Home > Business > Special
Maitreyee Handique |
December 12, 2003
Jewellery is big business. And branded jewellery even more so. Industry sources peg the total jewellery market at Rs 50,000 crore (Rs 500 billion), growing at the rate of 30 per cent.
"Of this, the Rs 1,500-crore (Rs 15 billion) branded jewellery market is the fastest growing," says an official at the retail consultancy, KSA Technopak.
And it's not just the big branded players like Tanishq, Inter Gold, Gilli, Carbon and Oyzter Bay that are eager to capture a slice of the market.
It's the local jewellers and regional players that are increasingly looking at launching their own brands, expanding into new markets, adopting new retail formats and hiring jewellery designers to improve their product range.
In the past two years, a handful of jewellers from Jaipur, Kolkata and Punjab have set up shops in Delhi.
From Jaipur, Surana and Dwarka's have moved into the city while Kolkata-based J K G Jewellers and M B Sons Jewellers have set up their operations in the capital too. Besides, Talwars, Gujrawallahs and Sunderlal, from Punjab, have set up shop in the city.
Even the Delhi-based jewellery companies are opening more showrooms in the city. P P Jewellers, for instance, has already opened three stores and proposes to open four more in Delhi in the next two years. Dwarka's has similar expansion plans.
"The consumer's purchasing power has improved and they want more contemporary designs. We plan to open six franchisee stores soon in other cities as well," says Ashok Goyal, director at Dwarka's.
Industry sources say that Delhi is the highest consumer of jewellery in value terms. Little surprise then that jewellers who operated out of Chandi Chowk and Sadar Bazaar have moved to Karol Bagh and south Delhi to reach consumers with higher disposal incomes.
"There are at least one lakh jewellery stores in Delhi. About 100 jewellers have migrated from Chandni Chowk to south Delhi in the past 10 years," says P P Jewellers' chairman, Kamal Gupta.
Besides moving into posh locations, the jewellers are also focusing on branded jewellery. Apart from brands like Kasmia, launched by Mehrasons (Ashwin Mehra) and Enchante (from the C L Mehra group), Khanna Jewellers too launched its own brand called Amaris this year.
Says Hazoorilal's Sandeep Narang, "We plan to launch our own brand soon. It's the demand of the market -- people want brands these days."
However, one of the reasons behind indigenous brand launches could be the desire to get ready for the foreign brands that could flood the market in 2005.

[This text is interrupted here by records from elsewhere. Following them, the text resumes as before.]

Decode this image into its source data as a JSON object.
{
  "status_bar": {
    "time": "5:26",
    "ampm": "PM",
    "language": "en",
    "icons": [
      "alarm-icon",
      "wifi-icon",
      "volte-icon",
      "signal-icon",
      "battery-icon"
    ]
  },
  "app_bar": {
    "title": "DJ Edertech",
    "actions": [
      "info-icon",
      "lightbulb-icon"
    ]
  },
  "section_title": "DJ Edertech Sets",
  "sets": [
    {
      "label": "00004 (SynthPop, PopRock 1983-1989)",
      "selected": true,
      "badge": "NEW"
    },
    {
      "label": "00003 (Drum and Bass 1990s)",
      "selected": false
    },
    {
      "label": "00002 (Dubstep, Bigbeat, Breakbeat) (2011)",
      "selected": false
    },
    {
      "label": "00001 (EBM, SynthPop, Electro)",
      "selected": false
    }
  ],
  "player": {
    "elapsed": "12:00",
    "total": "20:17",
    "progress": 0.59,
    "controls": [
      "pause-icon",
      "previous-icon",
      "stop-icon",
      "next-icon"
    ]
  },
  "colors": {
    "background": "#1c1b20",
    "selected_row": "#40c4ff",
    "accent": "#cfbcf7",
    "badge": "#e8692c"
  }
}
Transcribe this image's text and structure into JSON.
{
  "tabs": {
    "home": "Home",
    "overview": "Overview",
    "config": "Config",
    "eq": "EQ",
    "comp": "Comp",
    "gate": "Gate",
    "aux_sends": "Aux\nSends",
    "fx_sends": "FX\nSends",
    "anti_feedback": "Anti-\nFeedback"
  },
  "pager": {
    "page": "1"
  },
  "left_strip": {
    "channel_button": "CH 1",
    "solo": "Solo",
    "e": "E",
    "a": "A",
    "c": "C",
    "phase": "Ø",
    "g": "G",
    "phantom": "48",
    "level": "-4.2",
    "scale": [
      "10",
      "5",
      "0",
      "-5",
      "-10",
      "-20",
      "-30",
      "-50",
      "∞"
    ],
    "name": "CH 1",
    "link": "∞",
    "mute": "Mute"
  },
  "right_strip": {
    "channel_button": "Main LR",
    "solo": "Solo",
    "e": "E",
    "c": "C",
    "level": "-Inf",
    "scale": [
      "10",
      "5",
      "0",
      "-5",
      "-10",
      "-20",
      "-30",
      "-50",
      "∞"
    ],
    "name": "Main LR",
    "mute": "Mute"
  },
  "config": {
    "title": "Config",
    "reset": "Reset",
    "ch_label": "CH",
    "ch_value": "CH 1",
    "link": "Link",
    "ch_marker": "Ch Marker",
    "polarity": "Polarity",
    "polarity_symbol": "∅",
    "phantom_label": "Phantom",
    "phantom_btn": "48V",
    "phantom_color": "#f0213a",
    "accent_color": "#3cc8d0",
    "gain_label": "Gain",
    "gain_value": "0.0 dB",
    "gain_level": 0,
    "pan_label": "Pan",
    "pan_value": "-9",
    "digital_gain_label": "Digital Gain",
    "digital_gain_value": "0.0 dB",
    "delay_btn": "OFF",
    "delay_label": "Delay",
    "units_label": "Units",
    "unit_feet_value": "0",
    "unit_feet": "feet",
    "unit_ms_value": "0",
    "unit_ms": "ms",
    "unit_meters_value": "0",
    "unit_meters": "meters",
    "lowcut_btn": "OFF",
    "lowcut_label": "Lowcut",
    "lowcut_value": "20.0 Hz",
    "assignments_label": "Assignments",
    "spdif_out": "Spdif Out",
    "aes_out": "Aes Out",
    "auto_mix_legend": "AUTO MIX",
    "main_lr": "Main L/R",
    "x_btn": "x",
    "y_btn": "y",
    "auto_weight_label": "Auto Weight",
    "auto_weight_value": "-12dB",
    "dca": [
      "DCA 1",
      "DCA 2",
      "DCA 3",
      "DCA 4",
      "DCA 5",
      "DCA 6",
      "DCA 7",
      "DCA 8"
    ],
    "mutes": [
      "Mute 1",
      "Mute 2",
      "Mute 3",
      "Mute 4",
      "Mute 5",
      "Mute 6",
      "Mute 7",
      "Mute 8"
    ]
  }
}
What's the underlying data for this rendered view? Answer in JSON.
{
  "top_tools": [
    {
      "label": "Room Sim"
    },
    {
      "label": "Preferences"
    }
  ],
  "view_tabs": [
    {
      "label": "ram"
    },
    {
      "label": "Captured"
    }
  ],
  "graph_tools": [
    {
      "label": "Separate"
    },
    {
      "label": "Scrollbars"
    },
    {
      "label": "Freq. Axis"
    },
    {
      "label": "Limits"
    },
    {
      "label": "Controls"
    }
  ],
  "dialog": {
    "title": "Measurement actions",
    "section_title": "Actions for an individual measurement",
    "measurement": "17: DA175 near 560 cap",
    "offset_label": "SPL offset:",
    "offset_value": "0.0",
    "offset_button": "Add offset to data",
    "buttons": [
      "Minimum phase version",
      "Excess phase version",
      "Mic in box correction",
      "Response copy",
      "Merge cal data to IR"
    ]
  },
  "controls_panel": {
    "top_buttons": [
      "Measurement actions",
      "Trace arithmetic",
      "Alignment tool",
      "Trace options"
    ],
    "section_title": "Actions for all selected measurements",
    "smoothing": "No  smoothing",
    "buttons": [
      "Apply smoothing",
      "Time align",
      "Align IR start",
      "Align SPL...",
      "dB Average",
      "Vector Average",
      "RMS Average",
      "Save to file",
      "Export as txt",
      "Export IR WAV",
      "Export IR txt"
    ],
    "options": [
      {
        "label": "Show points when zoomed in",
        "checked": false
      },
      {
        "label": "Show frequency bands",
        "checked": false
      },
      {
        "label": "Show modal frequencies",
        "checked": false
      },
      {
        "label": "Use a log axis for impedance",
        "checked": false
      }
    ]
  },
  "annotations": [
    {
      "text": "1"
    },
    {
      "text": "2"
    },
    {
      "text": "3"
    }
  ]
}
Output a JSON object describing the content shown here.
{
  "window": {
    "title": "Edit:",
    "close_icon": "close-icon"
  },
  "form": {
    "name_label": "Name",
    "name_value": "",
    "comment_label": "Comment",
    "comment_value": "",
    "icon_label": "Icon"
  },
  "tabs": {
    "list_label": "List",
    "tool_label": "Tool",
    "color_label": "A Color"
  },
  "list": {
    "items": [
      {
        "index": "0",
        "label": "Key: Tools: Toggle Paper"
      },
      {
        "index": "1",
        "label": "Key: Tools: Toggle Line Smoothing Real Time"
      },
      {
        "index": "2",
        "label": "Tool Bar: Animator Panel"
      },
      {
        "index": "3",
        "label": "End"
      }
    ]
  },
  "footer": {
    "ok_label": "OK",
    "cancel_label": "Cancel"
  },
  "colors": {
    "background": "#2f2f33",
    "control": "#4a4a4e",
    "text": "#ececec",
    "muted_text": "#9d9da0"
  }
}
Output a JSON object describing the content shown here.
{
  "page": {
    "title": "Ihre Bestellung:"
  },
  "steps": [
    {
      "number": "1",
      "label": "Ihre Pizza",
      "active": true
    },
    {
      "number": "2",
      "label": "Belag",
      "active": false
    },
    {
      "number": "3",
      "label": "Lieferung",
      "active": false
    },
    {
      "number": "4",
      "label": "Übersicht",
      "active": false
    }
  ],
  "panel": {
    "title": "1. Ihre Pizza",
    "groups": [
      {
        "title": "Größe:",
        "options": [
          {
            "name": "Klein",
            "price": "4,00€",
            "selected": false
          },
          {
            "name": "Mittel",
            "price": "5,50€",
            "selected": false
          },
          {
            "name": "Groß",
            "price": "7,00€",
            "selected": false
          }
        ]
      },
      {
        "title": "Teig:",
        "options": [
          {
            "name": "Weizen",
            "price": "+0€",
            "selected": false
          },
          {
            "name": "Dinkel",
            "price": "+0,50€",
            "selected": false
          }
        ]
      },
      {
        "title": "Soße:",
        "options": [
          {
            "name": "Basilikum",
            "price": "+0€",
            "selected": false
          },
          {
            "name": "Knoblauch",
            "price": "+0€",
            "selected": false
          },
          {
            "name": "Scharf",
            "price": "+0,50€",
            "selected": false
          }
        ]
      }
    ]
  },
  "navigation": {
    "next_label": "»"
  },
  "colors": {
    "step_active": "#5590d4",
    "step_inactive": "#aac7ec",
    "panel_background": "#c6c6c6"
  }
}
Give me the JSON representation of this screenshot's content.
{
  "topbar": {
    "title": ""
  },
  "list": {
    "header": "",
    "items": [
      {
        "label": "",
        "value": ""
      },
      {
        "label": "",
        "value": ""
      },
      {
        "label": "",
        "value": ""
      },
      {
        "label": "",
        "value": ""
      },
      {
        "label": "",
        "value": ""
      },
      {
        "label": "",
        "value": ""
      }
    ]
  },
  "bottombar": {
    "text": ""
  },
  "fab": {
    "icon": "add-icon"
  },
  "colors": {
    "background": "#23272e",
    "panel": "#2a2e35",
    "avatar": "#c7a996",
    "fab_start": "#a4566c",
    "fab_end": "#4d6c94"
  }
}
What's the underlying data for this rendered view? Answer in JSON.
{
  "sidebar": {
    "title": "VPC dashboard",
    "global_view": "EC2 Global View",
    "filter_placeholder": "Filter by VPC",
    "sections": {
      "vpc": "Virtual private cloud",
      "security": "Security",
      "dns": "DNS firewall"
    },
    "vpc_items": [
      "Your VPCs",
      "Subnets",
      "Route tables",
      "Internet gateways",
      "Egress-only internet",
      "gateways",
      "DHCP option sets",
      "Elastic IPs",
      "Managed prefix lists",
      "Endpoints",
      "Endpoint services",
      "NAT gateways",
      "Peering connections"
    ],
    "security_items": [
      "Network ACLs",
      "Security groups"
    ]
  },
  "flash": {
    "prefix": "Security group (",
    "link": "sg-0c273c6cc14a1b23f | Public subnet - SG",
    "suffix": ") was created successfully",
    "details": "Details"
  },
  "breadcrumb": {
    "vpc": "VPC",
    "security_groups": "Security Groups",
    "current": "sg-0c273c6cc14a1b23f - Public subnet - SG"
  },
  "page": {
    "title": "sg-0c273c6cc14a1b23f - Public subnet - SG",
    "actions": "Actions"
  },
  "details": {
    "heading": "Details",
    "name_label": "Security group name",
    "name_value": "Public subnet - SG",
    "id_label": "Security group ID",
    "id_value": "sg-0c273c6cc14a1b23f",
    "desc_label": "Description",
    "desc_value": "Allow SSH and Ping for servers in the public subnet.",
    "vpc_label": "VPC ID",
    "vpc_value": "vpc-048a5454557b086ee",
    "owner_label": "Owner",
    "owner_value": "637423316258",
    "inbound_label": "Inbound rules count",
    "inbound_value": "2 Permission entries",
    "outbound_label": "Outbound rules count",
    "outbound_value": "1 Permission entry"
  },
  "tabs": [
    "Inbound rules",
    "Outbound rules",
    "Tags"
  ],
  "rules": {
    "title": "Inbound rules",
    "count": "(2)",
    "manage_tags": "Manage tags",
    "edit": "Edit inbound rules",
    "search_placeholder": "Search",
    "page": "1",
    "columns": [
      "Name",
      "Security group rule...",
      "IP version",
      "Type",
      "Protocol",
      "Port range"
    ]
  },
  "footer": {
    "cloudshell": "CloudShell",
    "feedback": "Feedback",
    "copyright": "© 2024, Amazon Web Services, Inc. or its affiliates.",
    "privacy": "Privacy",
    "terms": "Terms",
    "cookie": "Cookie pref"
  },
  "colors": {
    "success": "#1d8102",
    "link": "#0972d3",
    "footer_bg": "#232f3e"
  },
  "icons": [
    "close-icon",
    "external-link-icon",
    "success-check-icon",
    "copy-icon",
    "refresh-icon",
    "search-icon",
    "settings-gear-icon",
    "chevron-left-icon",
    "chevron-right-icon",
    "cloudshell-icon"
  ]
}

To woo the consumer further, the local players are now setting aside promotional budgets to entice the brand and quality conscious consumers looking for products backed by hallmark and guarantee certifications.
Freebies and loyalty clubs are the order of the day. These could range from chauffeur-driven car service to free airline tickets in lieu of a certain spend.
Hazoorilal & Sons which set aside a budget of Rs 1 crore (Rs 10 million) for promotion last year, floated a scheme that offers free return tickets to London against purchase of solitaires.
Nathumal Jewellers, on the other hand, offers free counselling on birthstones and "surprise" gifts against purchases, if you are a member of its Zodiac Club.
Lalsons Jewellers, which is also planning to set up a new store in south Delhi, has similarly launched a "Lalsons Gold Licence", a card that entitles its loyal customers to avail of certain discounts.
Local brands are also tying up with fashion houses to appeal to a wider, discerning audience. Hazoorilal has done at least four shows with Manav Gangwani while Khanna Jewellers recently participated in a jewellery show with fashion house Satya Paul.
Dwarka's which, in the past, has done seven fashion shows in India and abroad to showcase its jewellery, plans to rope in Raghuvendra Rathore for its show in February next year.
Sums up Ashok Jain of Swarn Gems Pvt Ltd: "Just like darzis disappeared once the ready-to-wear garments market matured, smaller jewellery players will close shop and the fittest will survive."